The Glee Project Recap: Adapt It to Win It
July 3, 2012 09:09 PM PDT
The Glee Project threw some curveballs during a contestants during “Adaptability” week, and now we’re throwing one during you: Your unchanging recapper Michael Slezak is holding a much-deserved vacation, so instead of his witticisms, you’ve got me. And now, in a suggestion of this week’s episode, let’s adapt. (Never fear, he’ll be behind subsequent week!)
Things started off with Aylin and Charlie creation a guarantee to start uninformed and keep things particularly friendly. The suspicion was to use a appetite and time they spent on snuggling to, we know, maybe concentration on a reason they’re here and try to win a foe instead. The devise had incompatible formula for them though. In a task assignment – particular performances of Alanis Morrisette’s “You Outta Know” – Aylin soared, impressing guest coach Kevin McHale. (As deserved as Aylin’s win was, anyone else miffed we didn’t see some-more of Nellie singing a strain that seemed ideally tailored to her voice?) McHale also desired honeyed Ali’s mutation during her solo while we only suspicion she looked indignant in a crazy, boil-your-rabbit way. Meanwhile, Blake only seemed to be station there, a pointer of things to come.
Then it came time for a strain video challenge. But to keep a contestants on their toes – and give them a ambience of Glee‘s fly-by-the-seat-of-your-pants prolongation report – they weren’t given a strain choice until they got into a recording studio. And even when they schooled a pretension – Jessie J’s “Price Tag” – many were still clueless. “I don’t know this strain from Adam,” certified Shanna. Surprisingly, a switcheroo did wonders for many of a hopefuls. Abraham, however, was another story. It seems Abraham does not know Adam either.
In gripping with a affability theme, a kids also had to learn choreography on a day of a shoot, though if we ask me, they got off lucky. Those dance stairs only looked like a garland of moving from side to side. And in a other half of a video, they were sitting! Still, Blake had difficulty mastering a supposed moves, while Mario was disintegrating during his behaving bits. His response: “I am unequivocally confused since we am a unequivocally good actor. we know my ability.” Stay humble, Mario!
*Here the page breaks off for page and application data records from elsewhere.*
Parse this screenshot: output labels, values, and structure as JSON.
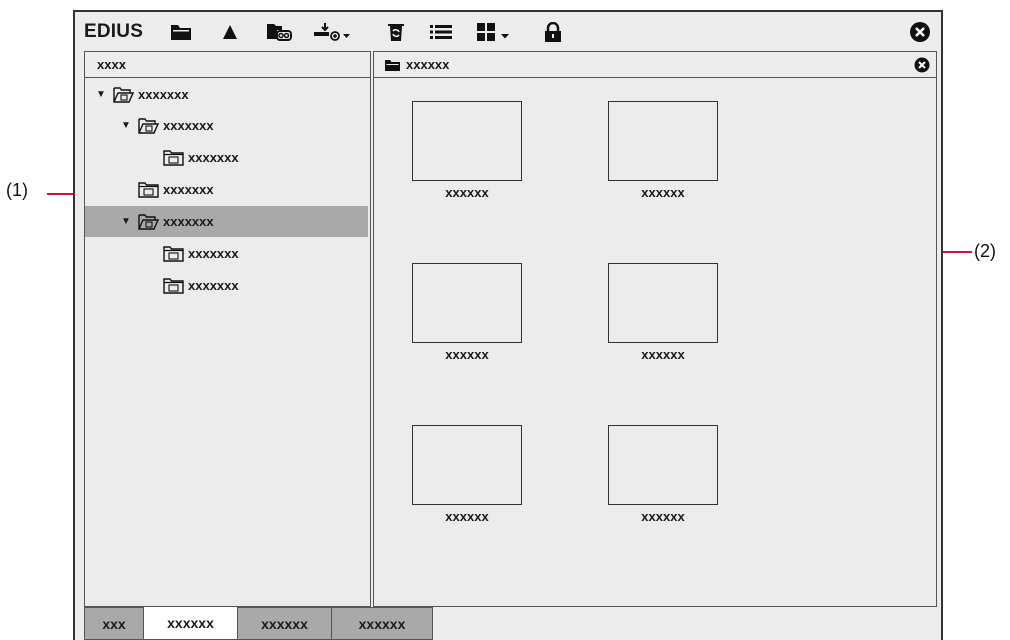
{
  "app": {
    "logo": "EDIUS"
  },
  "toolbar": {
    "icons": [
      "folder-icon",
      "up-arrow-icon",
      "folder-link-icon",
      "add-clip-dropdown-icon",
      "recycle-icon",
      "list-view-icon",
      "thumbnail-view-dropdown-icon",
      "lock-icon"
    ]
  },
  "left_panel": {
    "header": "xxxx",
    "tree": [
      {
        "label": "xxxxxxx",
        "depth": 0,
        "expanded": true,
        "selected": false
      },
      {
        "label": "xxxxxxx",
        "depth": 1,
        "expanded": true,
        "selected": false
      },
      {
        "label": "xxxxxxx",
        "depth": 2,
        "expanded": false,
        "selected": false
      },
      {
        "label": "xxxxxxx",
        "depth": 1,
        "expanded": false,
        "selected": false
      },
      {
        "label": "xxxxxxx",
        "depth": 1,
        "expanded": true,
        "selected": true
      },
      {
        "label": "xxxxxxx",
        "depth": 2,
        "expanded": false,
        "selected": false
      },
      {
        "label": "xxxxxxx",
        "depth": 2,
        "expanded": false,
        "selected": false
      }
    ]
  },
  "right_panel": {
    "header": "xxxxxx",
    "clips": [
      "xxxxxx",
      "xxxxxx",
      "xxxxxx",
      "xxxxxx",
      "xxxxxx",
      "xxxxxx"
    ]
  },
  "tabs": [
    {
      "label": "xxx",
      "active": false
    },
    {
      "label": "xxxxxx",
      "active": true
    },
    {
      "label": "xxxxxx",
      "active": false
    },
    {
      "label": "xxxxxx",
      "active": false
    }
  ],
  "callouts": {
    "left": "(1)",
    "right": "(2)"
  },
  "colors": {
    "selection": "#a9a9a9",
    "callout_line": "#d0142c",
    "panel_bg": "#ececec"
  }
}
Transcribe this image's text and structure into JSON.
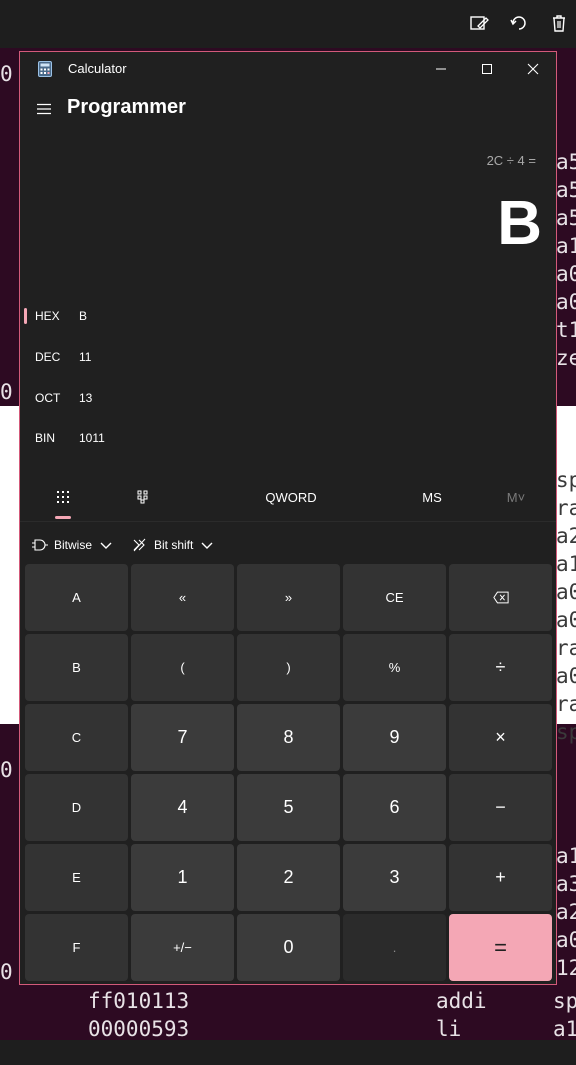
{
  "window": {
    "title": "Calculator"
  },
  "header": {
    "mode": "Programmer"
  },
  "display": {
    "expression": "2C ÷ 4 =",
    "result": "B"
  },
  "radix": [
    {
      "label": "HEX",
      "value": "B",
      "selected": true
    },
    {
      "label": "DEC",
      "value": "11",
      "selected": false
    },
    {
      "label": "OCT",
      "value": "13",
      "selected": false
    },
    {
      "label": "BIN",
      "value": "1011",
      "selected": false
    }
  ],
  "tools": {
    "word_size": "QWORD",
    "ms": "MS",
    "mv": "M˅"
  },
  "ops": {
    "bitwise": "Bitwise",
    "bitshift": "Bit shift"
  },
  "keys": [
    [
      "A",
      "«",
      "»",
      "CE",
      "⌫"
    ],
    [
      "B",
      "(",
      ")",
      "%",
      "÷"
    ],
    [
      "C",
      "7",
      "8",
      "9",
      "×"
    ],
    [
      "D",
      "4",
      "5",
      "6",
      "−"
    ],
    [
      "E",
      "1",
      "2",
      "3",
      "+"
    ],
    [
      "F",
      "+/−",
      "0",
      ".",
      "="
    ]
  ],
  "background": {
    "left_fragments": [
      "0",
      "0",
      "0",
      "0"
    ],
    "right_col_1": [
      "a5",
      "a5",
      "a5",
      "a1",
      "a0",
      "a0",
      "t1",
      "ze"
    ],
    "right_col_2": [
      "sp",
      "ra",
      "a2",
      "a1",
      "a0",
      "a0",
      "ra",
      "a0",
      "ra",
      "sp"
    ],
    "right_col_3": [
      "a1",
      "a3",
      "a2",
      "a0",
      "12"
    ],
    "bottom_lines": [
      {
        "code": "ff010113",
        "op": "addi",
        "reg": "sp"
      },
      {
        "code": "00000593",
        "op": "li",
        "reg": "a1"
      }
    ]
  },
  "colors": {
    "accent": "#f4a7b5",
    "window_border": "#d35a7a",
    "bg": "#202020"
  }
}
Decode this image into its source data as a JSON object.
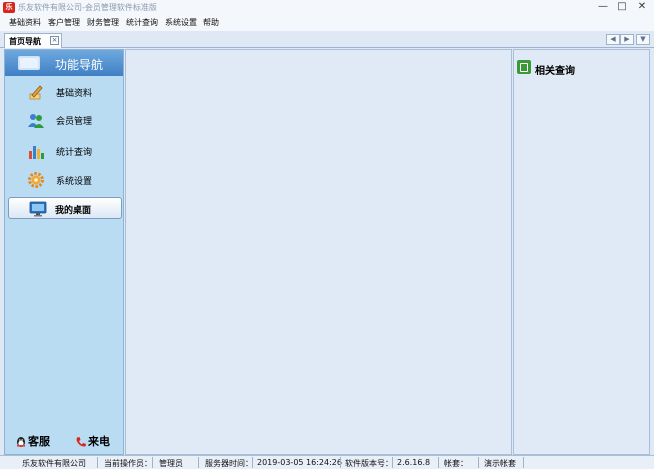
{
  "window": {
    "title": "乐友软件有限公司-会员管理软件标准版",
    "icon_text": "乐",
    "controls": {
      "minimize": "—",
      "maximize": "□",
      "close": "✕"
    }
  },
  "menu": [
    "基础资料",
    "客户管理",
    "财务管理",
    "统计查询",
    "系统设置",
    "帮助"
  ],
  "tab": {
    "label": "首页导航",
    "close": "×"
  },
  "tab_nav": {
    "prev": "◀",
    "next": "▶",
    "menu": "▼"
  },
  "sidebar": {
    "header": "功能导航",
    "items": [
      {
        "label": "基础资料",
        "icon": "pencil-icon"
      },
      {
        "label": "会员管理",
        "icon": "users-icon"
      },
      {
        "label": "统计查询",
        "icon": "bar-chart-icon"
      },
      {
        "label": "系统设置",
        "icon": "gear-icon"
      },
      {
        "label": "我的桌面",
        "icon": "monitor-icon",
        "active": true
      }
    ],
    "footer": [
      {
        "label": "客服",
        "icon": "qq-penguin-icon"
      },
      {
        "label": "来电",
        "icon": "phone-icon"
      }
    ]
  },
  "right_panel": {
    "title": "相关查询"
  },
  "statusbar": {
    "company": "乐友软件有限公司",
    "operator_label": "当前操作员：",
    "operator": "管理员",
    "server_time_label": "服务器时间：",
    "server_time": "2019-03-05 16:24:26",
    "version_label": "软件版本号：",
    "version": "2.6.16.8",
    "account_label": "帐套：",
    "account": "演示帐套"
  },
  "colors": {
    "sidebar_bg": "#b9dcf3",
    "header_blue": "#3f7fc4",
    "content_bg": "#dfeaf6"
  }
}
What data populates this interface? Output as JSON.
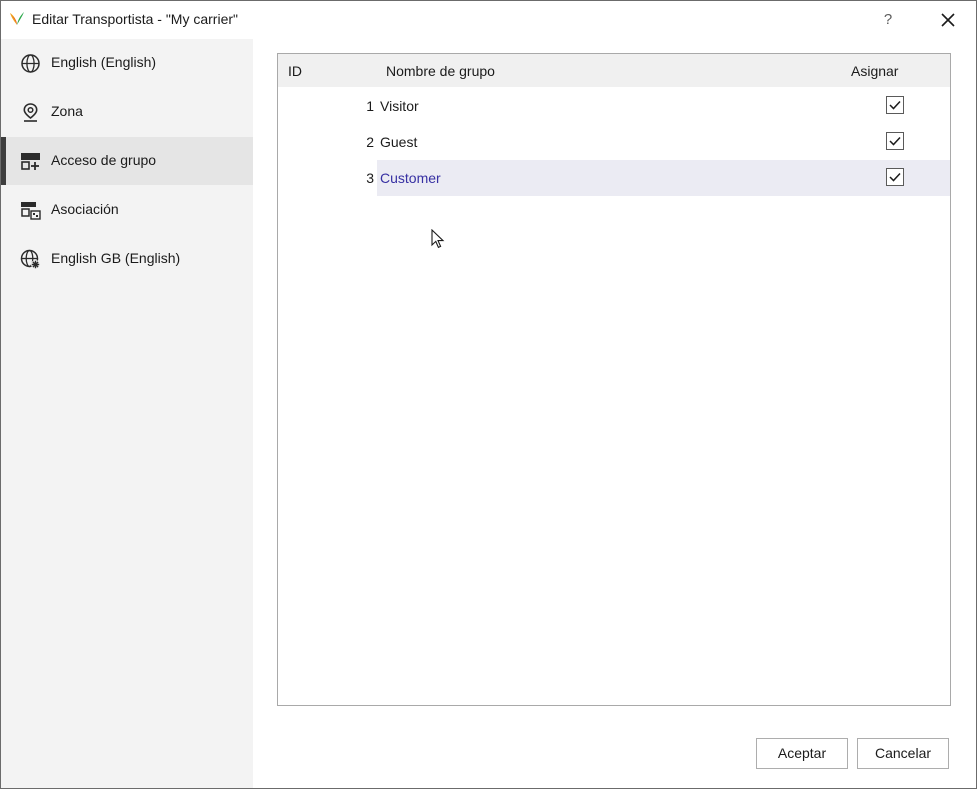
{
  "window": {
    "title": "Editar Transportista - \"My carrier\"",
    "help_label": "?"
  },
  "sidebar": {
    "items": [
      {
        "label": "English (English)",
        "icon": "globe-icon",
        "selected": false
      },
      {
        "label": "Zona",
        "icon": "location-pin-icon",
        "selected": false
      },
      {
        "label": "Acceso de grupo",
        "icon": "group-access-icon",
        "selected": true
      },
      {
        "label": "Asociación",
        "icon": "association-icon",
        "selected": false
      },
      {
        "label": "English GB (English)",
        "icon": "globe-settings-icon",
        "selected": false
      }
    ]
  },
  "grid": {
    "columns": {
      "id": "ID",
      "name": "Nombre de grupo",
      "assign": "Asignar"
    },
    "rows": [
      {
        "id": "1",
        "name": "Visitor",
        "assigned": true,
        "selected": false
      },
      {
        "id": "2",
        "name": "Guest",
        "assigned": true,
        "selected": false
      },
      {
        "id": "3",
        "name": "Customer",
        "assigned": true,
        "selected": true
      }
    ]
  },
  "buttons": {
    "accept": "Aceptar",
    "cancel": "Cancelar"
  },
  "colors": {
    "selected_text": "#3730a3",
    "sidebar_bg": "#f3f3f3",
    "selected_row_bg": "#ebebf3"
  }
}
Aylin kept her winning strain going, removing called behind first, along with Shanna, Michael and Lily. Then a mentors threw a final and flattering talent affability turn during a remaining contenders: There would be no Bottom 3, though rather a Bottom 6, and they’d have to sing duets! Ali and Abraham were woefully incompatible in a cover of Katy Perry’s “Last Friday Night.” Ali’s voice seems like it’s improved matched for a Broadway low-pitched – Legally Blonde? – than Glee, though Ryan desired her sexy, comedic chops. Once Mario and Charlie got past their issues on how to tackle their number, they indeed did a unequivocally plain pursuit on Elton John’s “Don’t Let a Sun Go Down on Me.” Finally, final week’s “Sexuality” integrate Nellie and Blake got themselves a ideal song: Foreigner’s “Waiting For A Girl/Boy Like You.” These dual really have chemistry. we can totally see a Grease-esque storyline on Glee where Blake’s renouned jock brings bashful lady Nellie out of her shell. Ryan urged them to be some-more aggressive, though they both have something, he added.
So a Bottom 3 came down to: Abraham, who was eclipsed by Ali (I forget he’s there many of a time, honestly); Mario, who’s a muted thespian; and Charlie, who’s still creation Ryan shaken about his ability to be professional. (Staying “in character” as a douche-y abounding child for a whole video shoot, and eventually creation all about himself, did not compensate dividends for Charlie.) In a end, Mario got a boot, though not before creation another it’s-not-me-it’s-you excuse, job a video instruction “confusing.”
Not confusing? Ryan’s preference to put a kibosh on Mario’s Glee dreams. And only like that, we’re down to 9 contestants.
What did we consider of this week’s Glee Project? Did a right competitor go home? Or should Abraham’s less-than-memorable opening have sent him bye-bye? Sound off in a comments!